As President Obama takes the stage tonight, he has one major thing going for him. It’s not the economy, which still leaves Americans fearful. It’s not his eloquence; pundits have even taken to disparaging his “full paragraphs” as not as forceful as Gingrich’s sound bites.
His major advantage is the team of horrors offered up by the Republican Party for leading the country. Their presidential nomination now features a food fight between –as Republicans correctly put it — a “vulture capitalist” and an inside the Beltway “influence peddler.” The Republican congressional majority offers an alley fight among wingnuts, earning them less popularity than communism in recent polling.
But the White House must resist the temptation to declare victory before the battle is done.
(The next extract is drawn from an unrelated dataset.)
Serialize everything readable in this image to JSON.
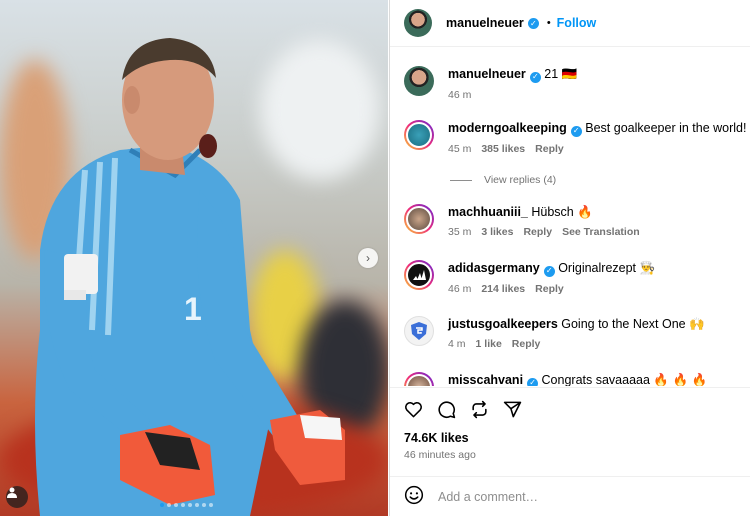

The president still must run in an economy of mass unemployment and stagnant wages. He should not make the mistake of last year’s speech that hailed an economy “on the verge of recovery.” He must be the forceful advocate for change – not simply Horatio at the bridge defending us against the yahoos.
So here is what one progressive would like to see in the speech as it relates to the core economic challenges the country faces, given the political straits the president finds himself in.
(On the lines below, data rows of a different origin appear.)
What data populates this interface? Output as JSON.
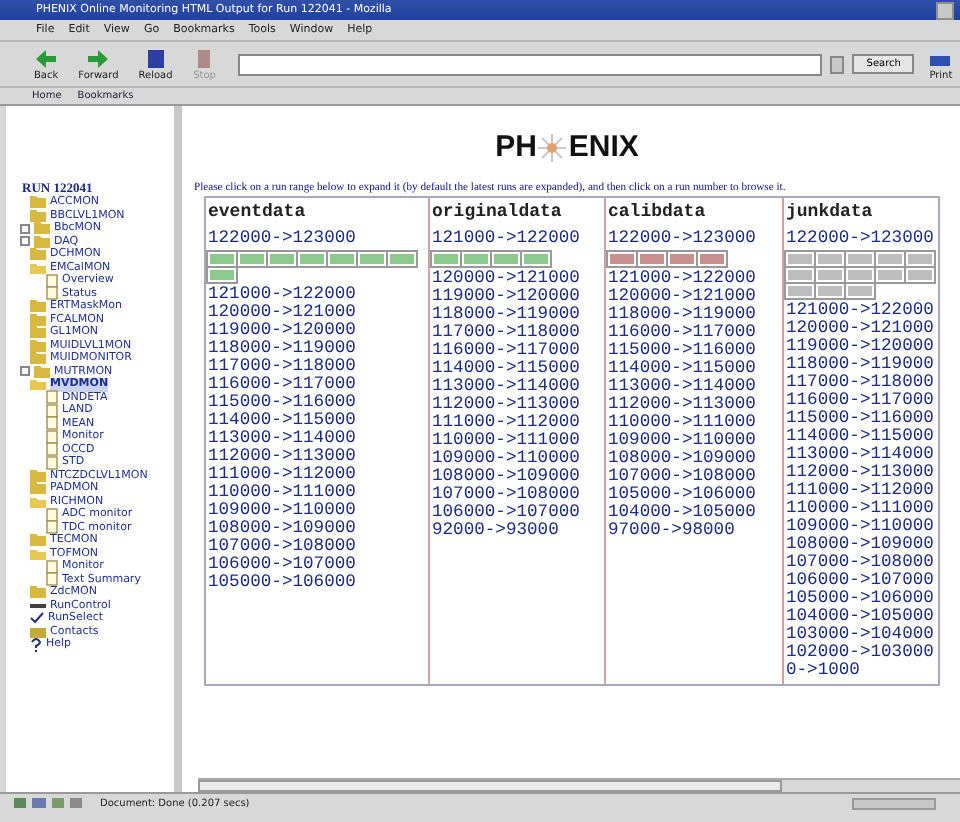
{
  "window": {
    "title": "PHENIX Online Monitoring HTML Output for Run 122041 - Mozilla"
  },
  "menu": [
    "File",
    "Edit",
    "View",
    "Go",
    "Bookmarks",
    "Tools",
    "Window",
    "Help"
  ],
  "toolbar": [
    {
      "label": "Back",
      "kind": "back",
      "disabled": false
    },
    {
      "label": "Forward",
      "kind": "forward",
      "disabled": false
    },
    {
      "label": "Reload",
      "kind": "reload",
      "disabled": false
    },
    {
      "label": "Stop",
      "kind": "stop",
      "disabled": true
    }
  ],
  "search_button": "Search",
  "print_button": "Print",
  "personal_toolbar": [
    "Home",
    "Bookmarks"
  ],
  "sidebar": {
    "root": "RUN 122041",
    "items": [
      {
        "label": "ACCMON",
        "kind": "folder",
        "selected": false
      },
      {
        "label": "BBCLVL1MON",
        "kind": "folder",
        "selected": false
      },
      {
        "label": "BbcMON",
        "kind": "folder",
        "expanded": false,
        "selected": false
      },
      {
        "label": "DAQ",
        "kind": "folder",
        "expanded": false,
        "selected": false
      },
      {
        "label": "DCHMON",
        "kind": "folder",
        "selected": false
      },
      {
        "label": "EMCalMON",
        "kind": "folder",
        "expanded": true,
        "selected": false,
        "children": [
          {
            "label": "Overview",
            "kind": "page",
            "selected": false
          },
          {
            "label": "Status",
            "kind": "page",
            "selected": false
          }
        ]
      },
      {
        "label": "ERTMaskMon",
        "kind": "folder",
        "selected": false
      },
      {
        "label": "FCALMON",
        "kind": "folder",
        "selected": false
      },
      {
        "label": "GL1MON",
        "kind": "folder",
        "selected": false
      },
      {
        "label": "MUIDLVL1MON",
        "kind": "folder",
        "selected": false
      },
      {
        "label": "MUIDMONITOR",
        "kind": "folder",
        "selected": false
      },
      {
        "label": "MUTRMON",
        "kind": "folder",
        "expanded": false,
        "selected": false
      },
      {
        "label": "MVDMON",
        "kind": "folder",
        "expanded": true,
        "selected": true,
        "children": [
          {
            "label": "DNDETA",
            "kind": "page",
            "selected": false
          },
          {
            "label": "LAND",
            "kind": "page",
            "selected": false
          },
          {
            "label": "MEAN",
            "kind": "page",
            "selected": false
          },
          {
            "label": "Monitor",
            "kind": "page",
            "selected": false
          },
          {
            "label": "OCCD",
            "kind": "page",
            "selected": false
          },
          {
            "label": "STD",
            "kind": "page",
            "selected": false
          }
        ]
      },
      {
        "label": "NTCZDCLVL1MON",
        "kind": "folder",
        "selected": false
      },
      {
        "label": "PADMON",
        "kind": "folder",
        "selected": false
      },
      {
        "label": "RICHMON",
        "kind": "folder",
        "expanded": true,
        "selected": false,
        "children": [
          {
            "label": "ADC monitor",
            "kind": "page",
            "selected": false
          },
          {
            "label": "TDC monitor",
            "kind": "page",
            "selected": false
          }
        ]
      },
      {
        "label": "TECMON",
        "kind": "folder",
        "selected": false
      },
      {
        "label": "TOFMON",
        "kind": "folder",
        "expanded": true,
        "selected": false,
        "children": [
          {
            "label": "Monitor",
            "kind": "page",
            "selected": false
          },
          {
            "label": "Text Summary",
            "kind": "page",
            "selected": false
          }
        ]
      },
      {
        "label": "ZdcMON",
        "kind": "folder",
        "selected": false
      },
      {
        "label": "RunControl",
        "kind": "control",
        "selected": false
      },
      {
        "label": "RunSelect",
        "kind": "check",
        "selected": false
      },
      {
        "label": "Contacts",
        "kind": "contacts",
        "selected": false
      },
      {
        "label": "Help",
        "kind": "help",
        "selected": false
      }
    ]
  },
  "page": {
    "logo": {
      "left": "PH",
      "right": "ENIX"
    },
    "instructions": "Please click on a run range below to expand it (by default the latest runs are expanded), and then click on a run number to browse it.",
    "columns": [
      {
        "name": "eventdata",
        "color": "#8cc98c",
        "ranges": [
          {
            "label": "122000->123000",
            "chips": [
              {
                "kind": "run"
              },
              {
                "kind": "run"
              },
              {
                "kind": "run"
              },
              {
                "kind": "run"
              },
              {
                "kind": "run"
              },
              {
                "kind": "run"
              },
              {
                "kind": "run"
              },
              {
                "kind": "run"
              }
            ]
          },
          {
            "label": "121000->122000"
          },
          {
            "label": "120000->121000"
          },
          {
            "label": "119000->120000"
          },
          {
            "label": "118000->119000"
          },
          {
            "label": "117000->118000"
          },
          {
            "label": "116000->117000"
          },
          {
            "label": "115000->116000"
          },
          {
            "label": "114000->115000"
          },
          {
            "label": "113000->114000"
          },
          {
            "label": "112000->113000"
          },
          {
            "label": "111000->112000"
          },
          {
            "label": "110000->111000"
          },
          {
            "label": "109000->110000"
          },
          {
            "label": "108000->109000"
          },
          {
            "label": "107000->108000"
          },
          {
            "label": "106000->107000"
          },
          {
            "label": "105000->106000"
          }
        ]
      },
      {
        "name": "originaldata",
        "color": "#8cc98c",
        "ranges": [
          {
            "label": "121000->122000",
            "chips": [
              {
                "kind": "run"
              },
              {
                "kind": "run"
              },
              {
                "kind": "run"
              },
              {
                "kind": "run"
              }
            ]
          },
          {
            "label": "120000->121000"
          },
          {
            "label": "119000->120000"
          },
          {
            "label": "118000->119000"
          },
          {
            "label": "117000->118000"
          },
          {
            "label": "116000->117000"
          },
          {
            "label": "114000->115000"
          },
          {
            "label": "113000->114000"
          },
          {
            "label": "112000->113000"
          },
          {
            "label": "111000->112000"
          },
          {
            "label": "110000->111000"
          },
          {
            "label": "109000->110000"
          },
          {
            "label": "108000->109000"
          },
          {
            "label": "107000->108000"
          },
          {
            "label": "106000->107000"
          },
          {
            "label": "92000->93000"
          }
        ]
      },
      {
        "name": "calibdata",
        "color": "#c99090",
        "ranges": [
          {
            "label": "122000->123000",
            "chips": [
              {
                "kind": "run"
              },
              {
                "kind": "run"
              },
              {
                "kind": "run"
              },
              {
                "kind": "run"
              }
            ]
          },
          {
            "label": "121000->122000"
          },
          {
            "label": "120000->121000"
          },
          {
            "label": "118000->119000"
          },
          {
            "label": "116000->117000"
          },
          {
            "label": "115000->116000"
          },
          {
            "label": "114000->115000"
          },
          {
            "label": "113000->114000"
          },
          {
            "label": "112000->113000"
          },
          {
            "label": "110000->111000"
          },
          {
            "label": "109000->110000"
          },
          {
            "label": "108000->109000"
          },
          {
            "label": "107000->108000"
          },
          {
            "label": "105000->106000"
          },
          {
            "label": "104000->105000"
          },
          {
            "label": "97000->98000"
          }
        ]
      },
      {
        "name": "junkdata",
        "color": "#bdbdbd",
        "ranges": [
          {
            "label": "122000->123000",
            "chips": [
              {
                "kind": "run"
              },
              {
                "kind": "run"
              },
              {
                "kind": "run"
              },
              {
                "kind": "run"
              },
              {
                "kind": "run"
              },
              {
                "kind": "run"
              },
              {
                "kind": "run"
              },
              {
                "kind": "run"
              },
              {
                "kind": "run"
              },
              {
                "kind": "run"
              },
              {
                "kind": "run"
              },
              {
                "kind": "run"
              },
              {
                "kind": "run"
              }
            ]
          },
          {
            "label": "121000->122000"
          },
          {
            "label": "120000->121000"
          },
          {
            "label": "119000->120000"
          },
          {
            "label": "118000->119000"
          },
          {
            "label": "117000->118000"
          },
          {
            "label": "116000->117000"
          },
          {
            "label": "115000->116000"
          },
          {
            "label": "114000->115000"
          },
          {
            "label": "113000->114000"
          },
          {
            "label": "112000->113000"
          },
          {
            "label": "111000->112000"
          },
          {
            "label": "110000->111000"
          },
          {
            "label": "109000->110000"
          },
          {
            "label": "108000->109000"
          },
          {
            "label": "107000->108000"
          },
          {
            "label": "106000->107000"
          },
          {
            "label": "105000->106000"
          },
          {
            "label": "104000->105000"
          },
          {
            "label": "103000->104000"
          },
          {
            "label": "102000->103000"
          },
          {
            "label": "0->1000"
          }
        ]
      }
    ]
  },
  "status_bar": {
    "text": "Document: Done (0.207 secs)"
  }
}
1. Deepen the populist critique
The President promises to sustain the perspective he put forth in Osawatomie, Kansas. There he described forcefully how extreme inequality crippled our economy and corrupts our politics. That theme will surely frame his speech tonight.
He could deepen the critique by showing that the inequality resulted not simply from “natural” forces – globalization and technological change – but from failed policies, pursued by both parties over the past three decades: top end tax breaks, financial deregulation, perverse executive compensation schemes, a war on labor. That would not only have the distinct advantage of being true, but also would also lift the president above the partisan bickering, and make him clearly an advocate of the 99%.
2. Demand action on jobs
From that analysis comes the president’s broad argument that we can’t go back to that economy – as Republican candidates would have us do – we have to rebuild the economy on a sound foundation. That requires investment in education and training, in world-class infrastructure, in research and technology.
But first and foremost, that requires putting people to work – and the president should elevate demands for action on jobs. Congress has blocked his jobs plan – extending the payroll tax cut and unemployment insurance, aid to states to forestall layoffs of teachers and cops, an infrastructure bank – so he will resell that. Progressives would at least like a clear recognition that this is not an answer but another step – and that the president will keep pushing until Americans get back to work.
Recognizing the fierce urgency of action is vital. The president wants desperately to get credit for all that has been done. For the months of job growth, generating more jobs in three years than Bush in eight, etc. But he must be the agent of change, not the defender of what is – both for the country and for his own re-election.
The president has forcefully called for rebuilding an economy that works for many – based on “fair play, a fair shot, and a fair share.” But that argument must be presented as essential to reviving growth and creating jobs, not one premised on making a recovering economy fair.
3. Take action on jobs
President Obama has promoted his “We Can’t Wait” initiatives – an odd frame for the third year of a presidency – to show that he will act even if Republicans continue to obstruct action in the Congress. These have increasingly descended into gestures, like the recent event to promote tourism.
The president would be well advised to make this far bolder. For example, why not take challenge Chinese mercantilism? Announce that US government procurement will penalize any country that does not offer equal access in its own procurement. Call on every state and locality to pass buy America provisions as part of its procurement policies.
Similarly, the president could take unilateral action on housing. Take up Ezra Klein’s suggestion. Make a recess appointment of a new head of the FHFA and issue rules making anyone with a mortgage held by Fannie or Freddie and current on their payments automatically eligible for refinancing. Send a letter to every eligible homeowner. This won’t solve the housing problem, but optimistic estimates are that it might provide financial relief to some 1o million families.
4. Take on the “entitlement-opportunity” argument
Mitt Romney argues that the president wants to transform America into an entitlement society, whereas he wants to return it to an American opportunity society.
The president would be well advised to take this on. Make the case that the entitlement crisis America faces comes from the sense of entitlement by the wealthiest Americans that they can pocket all the rewards of growth, and use their wealth to rig the rules so they don’t pay their fair share back to society.
And then argue forcefully that opportunity requires investment in rebuilding the country, and in people – in education and training, in early childhood nutrition, in affordable health care and retirement security, in a safety net when things go bad. Those who would shred public investments in our future would destroy the broad middle class that, in fact, is the triumph of American democracy.
No one is a better personification of that argument than Barack Obama. No one a better foil than Mitt Romney. Let’s get that on.
There is much more we’d want from a progressive president – from taking on the military budget, bringing the troops home, challenging the right on global warming, laying out a far bigger plan to rebuild the country, closing Guantanamo and curbing the extreme claims on national security prerogatives, and more. That is for other articles.